NEW YORK (AP) _ The Dow Jones industrial average, which soared 1,900 points in four months, gave up 247.37 points Friday as it spiraled to its second-worst point drop ever.

The drop, which sent the Dow to 7,694.66, wiped out last month's exhilaration over topping the 8,000 mark and every recorded plunge except the 508-point Black Monday crash of Oct. 19, 1987.

The selloff capped a dizzying seven-day decline of 565 points, or almost 7 percent, from the rarefied height of 8,259.31 reached Aug. 6.

But at 3.1 percent, Friday's decline _ prompted largely by computer selling programs and fears that the bull market has overvalued stocks _ pales in comparison with the 22.6 percent freefall in 1987. Investors viewed the plunge as the correction _ or part of the correction _ many have been waiting for.

``This is a bit of a pause after a hell of a run,'' said William M. Lefevre, senior market analyst at Ehrenkrantz King Nussbaum.

Traders are worried about inflation, interest rates and the outlook for corporate earnings. But they also were aware that even with the selloff, the Dow is up more than 19 percent this year, double what many analysts had been expecting for all of 1997.

In yet another day of gyrations, the Dow Jones industrial average stumbled badly in the final 30 minutes of trading Friday, for the lowest close since June 30.

The selloff extended to 6.8 percent the retreat from the record set last week and marked the steepest slide since the Dow plunged almost 10 percent in March and early April before returning to uncharted heights.

Stocks were led lower as interest rates rose in the bond market. The decline on Wall Street was aggravated by computer-driven selling typical of ``double witching'' days such as Friday, when options contracts expire on stocks and stock indexes.

Beyond the Dow, broader market indexes also tumbled.

Declining issues outnumbered advancers by a nearly 3-to-1 margin on the New York Stock Exchange, where volume totaled 534.41 million shares as of the 4 p.m. close vs. 530.52 million in the previous session.

The Standard & Poor's 500-stock list was down 13.14 at 911.63, and the NYSE composite index fell 10.56 at 469.10.

The Nasdaq composite index was down 24.65 at 1,562.04, and the American Stock Exchange composite index was off 4.88 at 635.51.

Some investors said the decline was overdue after the market's wild ride to the record books. But there also are more fundamental concerns about the course of interest rates and corporate profits, especially in advance of a meeting Tuesday by Federal Reserve Board policy-makers.

Fed Chairman Alan Greenspan has said that the nation's central bank is prepared to raise interest rates if a pre-emptive strike against inflation is needed.

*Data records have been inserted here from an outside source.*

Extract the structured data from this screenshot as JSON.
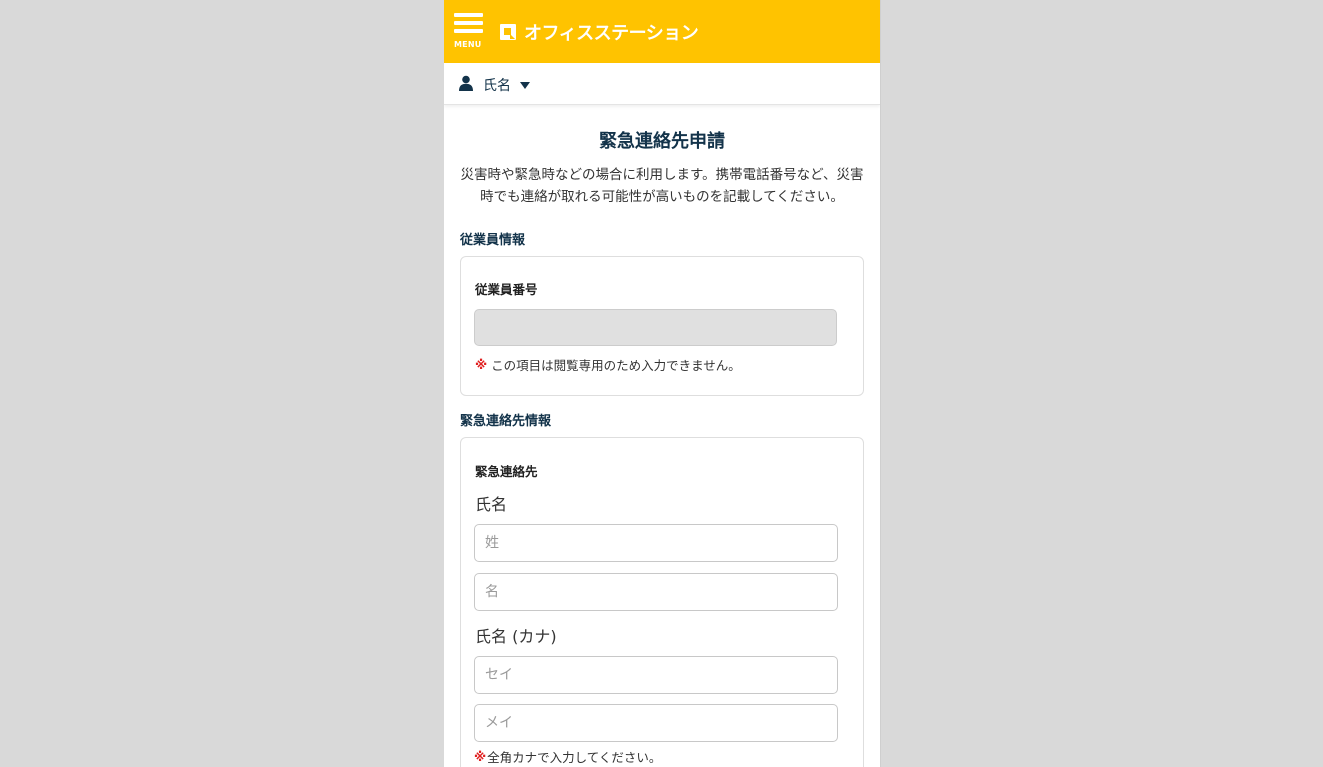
{
  "colors": {
    "header_bg": "#ffc300",
    "navy": "#13334a",
    "required_mark": "#e02020",
    "background": "#d9d9d9"
  },
  "header": {
    "menu_label": "MENU",
    "menu_icon": "hamburger-icon",
    "logo_icon": "office-station-logo-icon",
    "logo_text": "オフィスステーション"
  },
  "userbar": {
    "user_icon": "user-icon",
    "user_name": "氏名",
    "dropdown_icon": "caret-down-icon"
  },
  "main": {
    "title": "緊急連絡先申請",
    "description": "災害時や緊急時などの場合に利用します。携帯電話番号など、災害時でも連絡が取れる可能性が高いものを記載してください。"
  },
  "employee_section": {
    "title": "従業員情報",
    "employee_number_label": "従業員番号",
    "employee_number_value": "",
    "note_mark": "※",
    "note_text": "この項目は閲覧専用のため入力できません。"
  },
  "emergency_section": {
    "title": "緊急連絡先情報",
    "contact_label": "緊急連絡先",
    "name_label": "氏名",
    "last_name_placeholder": "姓",
    "first_name_placeholder": "名",
    "kana_label": "氏名 (カナ)",
    "last_name_kana_placeholder": "セイ",
    "first_name_kana_placeholder": "メイ",
    "kana_note_mark": "※",
    "kana_note_text": "全角カナで入力してください。"
  }
}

While the Fed is not expected to push up interest rates next week to cool off an economy that has been growing for seven years, such a move would slow consumer spending and raise corporate operating costs.

``I think what the market is telling us is we need some more time for this correction to unfold,'' said Anthony O'Bryan, market analyst for A.G. Edwards & Sons in St. Louis.

Meanwhile, research analysts lowered their predictions for Gillette Co.'s third-quarter earnings, which raised concerns about disappointing earnings from other companies.

Gillette fell 4 3/16 at 85 7/8.

Among the 30 Dow industrials, 29 fell, led by Procter & Gamble, down 7 11/16 at 136 3/4, followed by General Electric, off 4 at 62 3/4. IBM fell below 100, declining 3 11/16 to 99 15/16.

The lone Dow winner was Eastman Kodak, up 1/4 at 63 3/8.

Overseas, Tokyo's Nikkei stock average closed up 0.5 percent. Frankfurt's DAX index was down 1.9 percent and London's FT-SE 100 was down 2.5 percent.